When Brunnelschi signed the contract with Signoria of Florence and the Cloth Merchants Guild for the completion of the great dome of Florence Cathedral one of the points in the contract was significant and fundamentally important, but very much neglected in the history of architecture; paraphrased here, it read:

“The dome should be built according to my specifications in the plan, to the height of 57 feet, and then the experience will teach the masters who are building it how to complete the edifice.”

What a faith and courage on the part of the architect and the town clerks and patrons, after all, in spite of the intrigue of employing Lorenzo Ghiberti as a supervisor; knowledge and chance leading to experience. The building grows out of the situation. Idea plus matter resulting in an edifice true to its surroundings, its time and its people.

Another touching and dramatic example are the Byzantine caves in Southern Italy. Carved in the rock by refugee monks from Constantinople before the Turkish invasion. In the cave church at the place where the dome usually is in a Greek Orthodox church, the monks carved a small indentation like the inside of a hat or a pudding bowl. In those surroundings they could not repeat the magnificence of the largest dome in the world at that time. The dome they had lost forever, that was renamed by the Turks-Aiusophia. But their little dome was not less real as a representation of that they loved and believed.

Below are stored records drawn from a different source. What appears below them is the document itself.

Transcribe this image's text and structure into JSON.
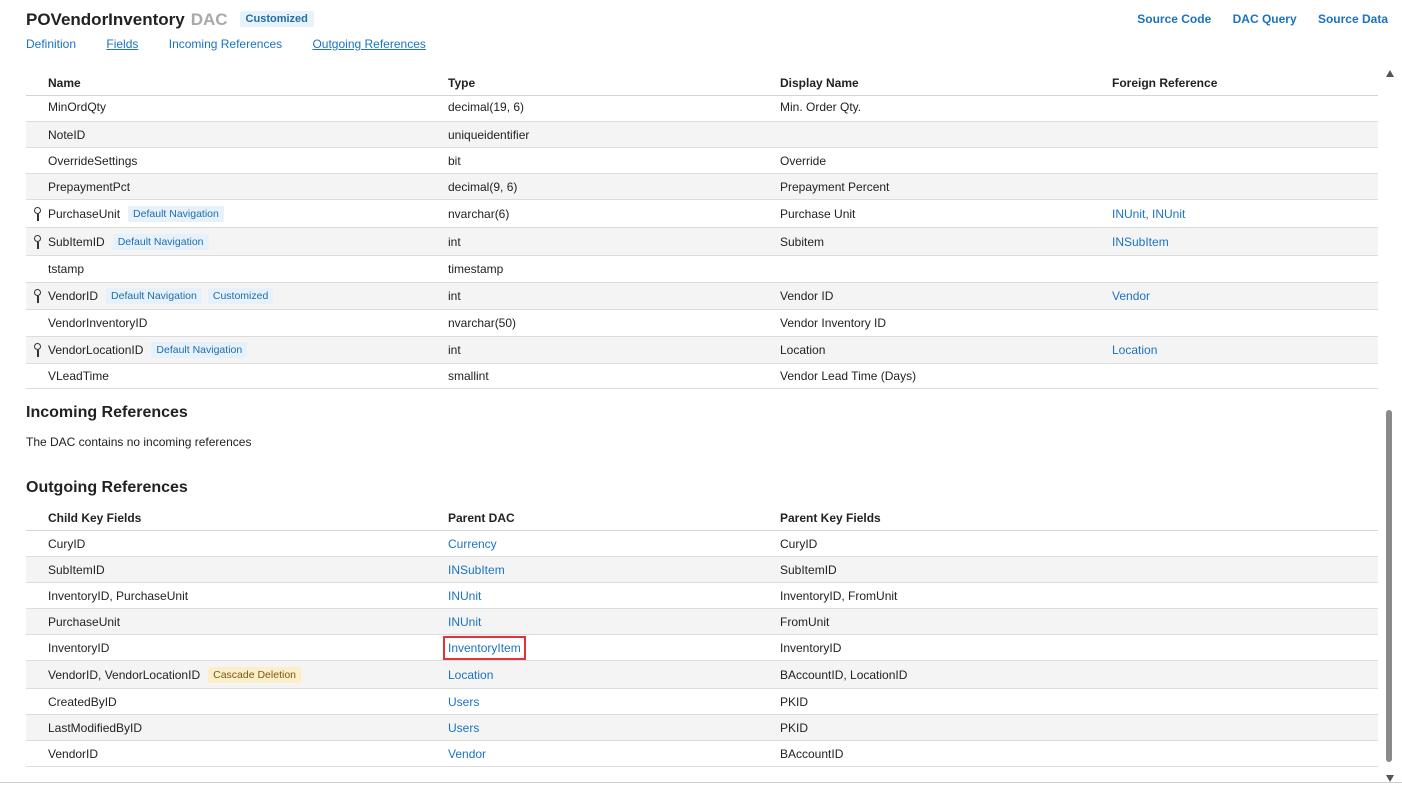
{
  "header": {
    "title": "POVendorInventory",
    "dac_label": "DAC",
    "badge": "Customized",
    "links": [
      "Source Code",
      "DAC Query",
      "Source Data"
    ],
    "tabs": [
      "Definition",
      "Fields",
      "Incoming References",
      "Outgoing References"
    ]
  },
  "fields_table": {
    "columns": [
      "Name",
      "Type",
      "Display Name",
      "Foreign Reference"
    ],
    "rows": [
      {
        "name": "MinOrdQty",
        "type": "decimal(19, 6)",
        "display": "Min. Order Qty.",
        "foreign": "",
        "key": false,
        "tags": []
      },
      {
        "name": "NoteID",
        "type": "uniqueidentifier",
        "display": "",
        "foreign": "",
        "key": false,
        "tags": []
      },
      {
        "name": "OverrideSettings",
        "type": "bit",
        "display": "Override",
        "foreign": "",
        "key": false,
        "tags": []
      },
      {
        "name": "PrepaymentPct",
        "type": "decimal(9, 6)",
        "display": "Prepayment Percent",
        "foreign": "",
        "key": false,
        "tags": []
      },
      {
        "name": "PurchaseUnit",
        "type": "nvarchar(6)",
        "display": "Purchase Unit",
        "foreign": "INUnit, INUnit",
        "key": true,
        "tags": [
          "Default Navigation"
        ]
      },
      {
        "name": "SubItemID",
        "type": "int",
        "display": "Subitem",
        "foreign": "INSubItem",
        "key": true,
        "tags": [
          "Default Navigation"
        ]
      },
      {
        "name": "tstamp",
        "type": "timestamp",
        "display": "",
        "foreign": "",
        "key": false,
        "tags": []
      },
      {
        "name": "VendorID",
        "type": "int",
        "display": "Vendor ID",
        "foreign": "Vendor",
        "key": true,
        "tags": [
          "Default Navigation",
          "Customized"
        ]
      },
      {
        "name": "VendorInventoryID",
        "type": "nvarchar(50)",
        "display": "Vendor Inventory ID",
        "foreign": "",
        "key": false,
        "tags": []
      },
      {
        "name": "VendorLocationID",
        "type": "int",
        "display": "Location",
        "foreign": "Location",
        "key": true,
        "tags": [
          "Default Navigation"
        ]
      },
      {
        "name": "VLeadTime",
        "type": "smallint",
        "display": "Vendor Lead Time (Days)",
        "foreign": "",
        "key": false,
        "tags": []
      }
    ]
  },
  "incoming": {
    "title": "Incoming References",
    "text": "The DAC contains no incoming references"
  },
  "outgoing": {
    "title": "Outgoing References",
    "columns": [
      "Child Key Fields",
      "Parent DAC",
      "Parent Key Fields"
    ],
    "rows": [
      {
        "child": "CuryID",
        "parent": "Currency",
        "parent_keys": "CuryID",
        "tag": "",
        "highlight": false
      },
      {
        "child": "SubItemID",
        "parent": "INSubItem",
        "parent_keys": "SubItemID",
        "tag": "",
        "highlight": false
      },
      {
        "child": "InventoryID, PurchaseUnit",
        "parent": "INUnit",
        "parent_keys": "InventoryID, FromUnit",
        "tag": "",
        "highlight": false
      },
      {
        "child": "PurchaseUnit",
        "parent": "INUnit",
        "parent_keys": "FromUnit",
        "tag": "",
        "highlight": false
      },
      {
        "child": "InventoryID",
        "parent": "InventoryItem",
        "parent_keys": "InventoryID",
        "tag": "",
        "highlight": true
      },
      {
        "child": "VendorID, VendorLocationID",
        "parent": "Location",
        "parent_keys": "BAccountID, LocationID",
        "tag": "Cascade Deletion",
        "highlight": false
      },
      {
        "child": "CreatedByID",
        "parent": "Users",
        "parent_keys": "PKID",
        "tag": "",
        "highlight": false
      },
      {
        "child": "LastModifiedByID",
        "parent": "Users",
        "parent_keys": "PKID",
        "tag": "",
        "highlight": false
      },
      {
        "child": "VendorID",
        "parent": "Vendor",
        "parent_keys": "BAccountID",
        "tag": "",
        "highlight": false
      }
    ]
  },
  "colors": {
    "link": "#1a73c2",
    "highlight": "#e0343a",
    "cascade_bg": "#fbeec8"
  }
}
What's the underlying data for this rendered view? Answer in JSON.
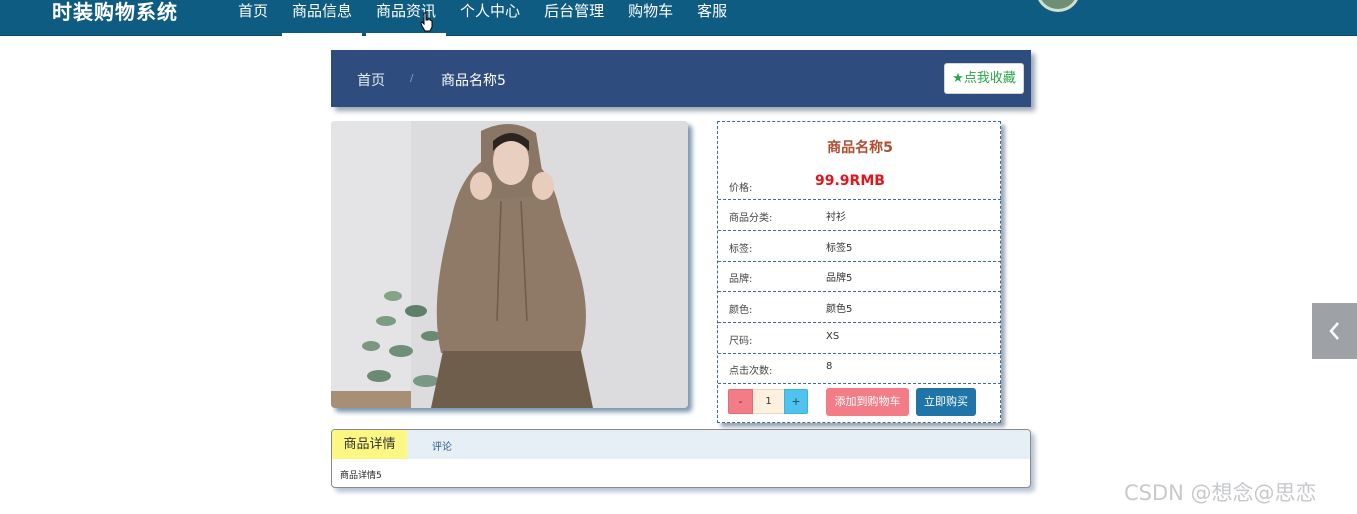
{
  "brand": "时装购物系统",
  "nav": [
    {
      "label": "首页"
    },
    {
      "label": "商品信息"
    },
    {
      "label": "商品资讯"
    },
    {
      "label": "个人中心"
    },
    {
      "label": "后台管理"
    },
    {
      "label": "购物车"
    },
    {
      "label": "客服"
    }
  ],
  "breadcrumb": {
    "home": "首页",
    "separator": "/",
    "current": "商品名称5"
  },
  "favorite_button": "★点我收藏",
  "product": {
    "title": "商品名称5",
    "price_label": "价格:",
    "price": "99.9RMB",
    "fields": [
      {
        "label": "商品分类:",
        "value": "衬衫"
      },
      {
        "label": "标签:",
        "value": "标签5"
      },
      {
        "label": "品牌:",
        "value": "品牌5"
      },
      {
        "label": "颜色:",
        "value": "颜色5"
      },
      {
        "label": "尺码:",
        "value": "XS"
      },
      {
        "label": "点击次数:",
        "value": "8"
      }
    ]
  },
  "quantity": {
    "minus": "-",
    "value": "1",
    "plus": "+"
  },
  "actions": {
    "add_to_cart": "添加到购物车",
    "buy_now": "立即购买"
  },
  "tabs": {
    "active": "商品详情",
    "second": "评论",
    "content": "商品详情5"
  },
  "watermark": "CSDN @想念@思恋",
  "colors": {
    "topbar": "#0e5c82",
    "breadcrumb_bar": "#2e4d7e",
    "price": "#e4161d",
    "cart_button": "#f27d86",
    "buy_button": "#1f75a8",
    "active_tab": "#fcf782"
  },
  "icons": {
    "favorite": "star-icon",
    "side_toggle": "chevron-left-icon",
    "cursor": "hand-pointer-icon"
  }
}
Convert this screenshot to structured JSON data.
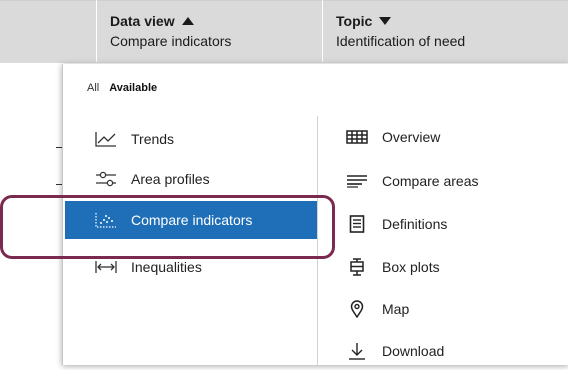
{
  "header": {
    "data_view": {
      "title": "Data view",
      "value": "Compare indicators"
    },
    "topic": {
      "title": "Topic",
      "value": "Identification of need"
    }
  },
  "filters": {
    "all": "All",
    "available": "Available"
  },
  "left_menu": [
    {
      "label": "Trends",
      "icon": "trend-line-icon"
    },
    {
      "label": "Area profiles",
      "icon": "sliders-icon"
    },
    {
      "label": "Compare indicators",
      "icon": "scatter-icon",
      "selected": true
    },
    {
      "label": "Inequalities",
      "icon": "double-arrow-icon"
    }
  ],
  "right_menu": [
    {
      "label": "Overview",
      "icon": "grid-table-icon"
    },
    {
      "label": "Compare areas",
      "icon": "bars-lines-icon"
    },
    {
      "label": "Definitions",
      "icon": "document-icon"
    },
    {
      "label": "Box plots",
      "icon": "box-plot-icon"
    },
    {
      "label": "Map",
      "icon": "map-pin-icon"
    },
    {
      "label": "Download",
      "icon": "download-icon"
    }
  ],
  "colors": {
    "selected_bg": "#1f6fb8",
    "highlight_border": "#7b2a4f",
    "header_bg": "#dadada"
  }
}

The chalk circle on the ceiling instead of the magnificent 365 + 1 faceted dome can equally and sufficiently express an idea, especially in environments that cannot afford a special building, let alone the dome. The room of unorganized resources, the dome of consciousness, the hexagonal halls for studying of teachers, built in their magnificence or lived in small classrooms, or on the forgotten slopes of the hills underneath the existing colleges, it matters not. The educational village is not about a dream or an ideal building in an ideal situation. It is an attempt to make a concept manifested, an idea lived, of which “The Void” (see Introduction) is the expression and the example. And as all things must end, and all humans must part, at the end of this treatise we bid you farewell.

London, 1973

Edited for the website, San Francisco - November 2006

Back to top of page

Introduction and summary of Slobodan Dan Paich’s project by GREP President Paul Harvois, in the magazine Pour

Le projet de formation et l’espace éducatif


Par Paul Harvois

Le Jury a retenu ce projet bien que l’architecture “symbolique” n’ait pas été prévue dans le concours. Pourquoi, plaida un des Jurés, ne pas considérer que cette architecture s’inscrit dans une recherche originale qui puise ses racines dans la nuit des temps ? Les cathédrales n’étaient-elles pas des livres vivants dont la symbolique facilitait l’initiation, comme les temples de tous les peuples, gardiens du savoir, incitaient à la formation permanente ?

D’une rare qualité poétique, d’une grande unité créative, le projet de Monsieur Slobodan PAICH peut paraître difficile à saisir dans l’intégralité de ses intentions.

Aux frontières du rêve, « l’étrange espace inutilisé » offre à ses hôtes … ce qu’ils apportent eux-mêmes dans ce « vide propice ».

Créateur d’opportunité pour un monde agité et fuyant, cet espace en rupture, cadre et acteur, devient formateur et libérateur.

Mais ce rêve de Monsieur Slobodan PAICH est aussi très ordonné et très concerté ; le cheminement dans le village éducationnel construit autour du « vide » permet de nous offrir toutes les possibilités du savoir, étant entendu que le « rôle du professeur, étudiant avec les étudiants, prend une résonance particulière d’une rare qualité dans l’animation de l’espace.

L’espace périphérique mobile permet aussi une relation enseignant-enseigné exceptionnelle où chacun « reconnaît » l’autre.

Quant à la symbolique qui baigne toute la construction de la « salle des ressources non organisées », la salle du « vide », elle est d’une richesse qui doit permettre les cheminements intérieurs tout au long de la vie, les approfondissements pour un savoir-vivre et un savoir-être. N’est-ce pas la finalité première de l’éducation permanente dans une civilisation qui vacille ?

Ce projet se lit, se relit, il est un point de départ.

Projet de Slobodan PAICH

Back to top of page

Le Monde newspaper article by Jean-Pierre Clerc regarding the GREP competition